START Records for this task
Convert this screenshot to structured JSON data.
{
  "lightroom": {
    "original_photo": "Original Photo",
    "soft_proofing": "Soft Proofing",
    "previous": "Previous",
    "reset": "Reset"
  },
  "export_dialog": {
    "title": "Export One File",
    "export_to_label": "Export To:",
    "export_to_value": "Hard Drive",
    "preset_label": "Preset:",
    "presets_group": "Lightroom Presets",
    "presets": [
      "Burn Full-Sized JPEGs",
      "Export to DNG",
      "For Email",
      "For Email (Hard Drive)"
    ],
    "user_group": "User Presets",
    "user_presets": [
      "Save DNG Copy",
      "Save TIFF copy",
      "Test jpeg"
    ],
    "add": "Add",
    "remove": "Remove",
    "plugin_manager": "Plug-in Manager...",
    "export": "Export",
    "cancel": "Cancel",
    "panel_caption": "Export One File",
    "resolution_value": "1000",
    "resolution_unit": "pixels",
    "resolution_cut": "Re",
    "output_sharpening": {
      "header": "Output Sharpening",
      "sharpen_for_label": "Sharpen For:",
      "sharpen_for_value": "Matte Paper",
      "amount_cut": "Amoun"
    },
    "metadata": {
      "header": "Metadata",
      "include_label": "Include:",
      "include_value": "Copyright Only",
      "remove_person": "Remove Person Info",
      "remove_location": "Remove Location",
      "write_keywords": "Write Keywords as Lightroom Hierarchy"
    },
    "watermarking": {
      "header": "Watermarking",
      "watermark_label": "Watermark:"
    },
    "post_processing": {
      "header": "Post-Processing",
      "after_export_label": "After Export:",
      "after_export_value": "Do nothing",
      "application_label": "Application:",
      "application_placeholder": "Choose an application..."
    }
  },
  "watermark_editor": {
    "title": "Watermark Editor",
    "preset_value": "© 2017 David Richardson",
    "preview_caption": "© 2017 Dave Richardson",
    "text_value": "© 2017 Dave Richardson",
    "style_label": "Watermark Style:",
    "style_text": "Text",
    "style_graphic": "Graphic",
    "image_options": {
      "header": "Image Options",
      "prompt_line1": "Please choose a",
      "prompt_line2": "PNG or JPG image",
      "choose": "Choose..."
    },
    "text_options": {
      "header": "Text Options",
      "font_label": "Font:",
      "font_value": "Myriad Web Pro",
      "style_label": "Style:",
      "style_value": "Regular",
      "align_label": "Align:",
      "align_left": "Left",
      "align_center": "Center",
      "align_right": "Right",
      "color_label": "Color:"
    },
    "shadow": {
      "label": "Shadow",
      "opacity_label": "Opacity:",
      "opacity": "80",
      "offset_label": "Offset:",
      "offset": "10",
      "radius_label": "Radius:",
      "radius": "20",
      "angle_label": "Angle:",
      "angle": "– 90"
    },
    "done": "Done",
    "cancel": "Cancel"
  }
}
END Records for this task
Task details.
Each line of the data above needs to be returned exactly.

Solution for this task.
Convert this screenshot to structured JSON data.
{
  "lightroom": {
    "original_photo": "Original Photo",
    "soft_proofing": "Soft Proofing",
    "previous": "Previous",
    "reset": "Reset"
  },
  "export_dialog": {
    "title": "Export One File",
    "export_to_label": "Export To:",
    "export_to_value": "Hard Drive",
    "preset_label": "Preset:",
    "presets_group": "Lightroom Presets",
    "presets": [
      "Burn Full-Sized JPEGs",
      "Export to DNG",
      "For Email",
      "For Email (Hard Drive)"
    ],
    "user_group": "User Presets",
    "user_presets": [
      "Save DNG Copy",
      "Save TIFF copy",
      "Test jpeg"
    ],
    "add": "Add",
    "remove": "Remove",
    "plugin_manager": "Plug-in Manager...",
    "export": "Export",
    "cancel": "Cancel",
    "panel_caption": "Export One File",
    "resolution_value": "1000",
    "resolution_unit": "pixels",
    "resolution_cut": "Re",
    "output_sharpening": {
      "header": "Output Sharpening",
      "sharpen_for_label": "Sharpen For:",
      "sharpen_for_value": "Matte Paper",
      "amount_cut": "Amoun"
    },
    "metadata": {
      "header": "Metadata",
      "include_label": "Include:",
      "include_value": "Copyright Only",
      "remove_person": "Remove Person Info",
      "remove_location": "Remove Location",
      "write_keywords": "Write Keywords as Lightroom Hierarchy"
    },
    "watermarking": {
      "header": "Watermarking",
      "watermark_label": "Watermark:"
    },
    "post_processing": {
      "header": "Post-Processing",
      "after_export_label": "After Export:",
      "after_export_value": "Do nothing",
      "application_label": "Application:",
      "application_placeholder": "Choose an application..."
    }
  },
  "watermark_editor": {
    "title": "Watermark Editor",
    "preset_value": "© 2017 David Richardson",
    "preview_caption": "© 2017 Dave Richardson",
    "text_value": "© 2017 Dave Richardson",
    "style_label": "Watermark Style:",
    "style_text": "Text",
    "style_graphic": "Graphic",
    "image_options": {
      "header": "Image Options",
      "prompt_line1": "Please choose a",
      "prompt_line2": "PNG or JPG image",
      "choose": "Choose..."
    },
    "text_options": {
      "header": "Text Options",
      "font_label": "Font:",
      "font_value": "Myriad Web Pro",
      "style_label": "Style:",
      "style_value": "Regular",
      "align_label": "Align:",
      "align_left": "Left",
      "align_center": "Center",
      "align_right": "Right",
      "color_label": "Color:"
    },
    "shadow": {
      "label": "Shadow",
      "opacity_label": "Opacity:",
      "opacity": "80",
      "offset_label": "Offset:",
      "offset": "10",
      "radius_label": "Radius:",
      "radius": "20",
      "angle_label": "Angle:",
      "angle": "– 90"
    },
    "done": "Done",
    "cancel": "Cancel"
  }
}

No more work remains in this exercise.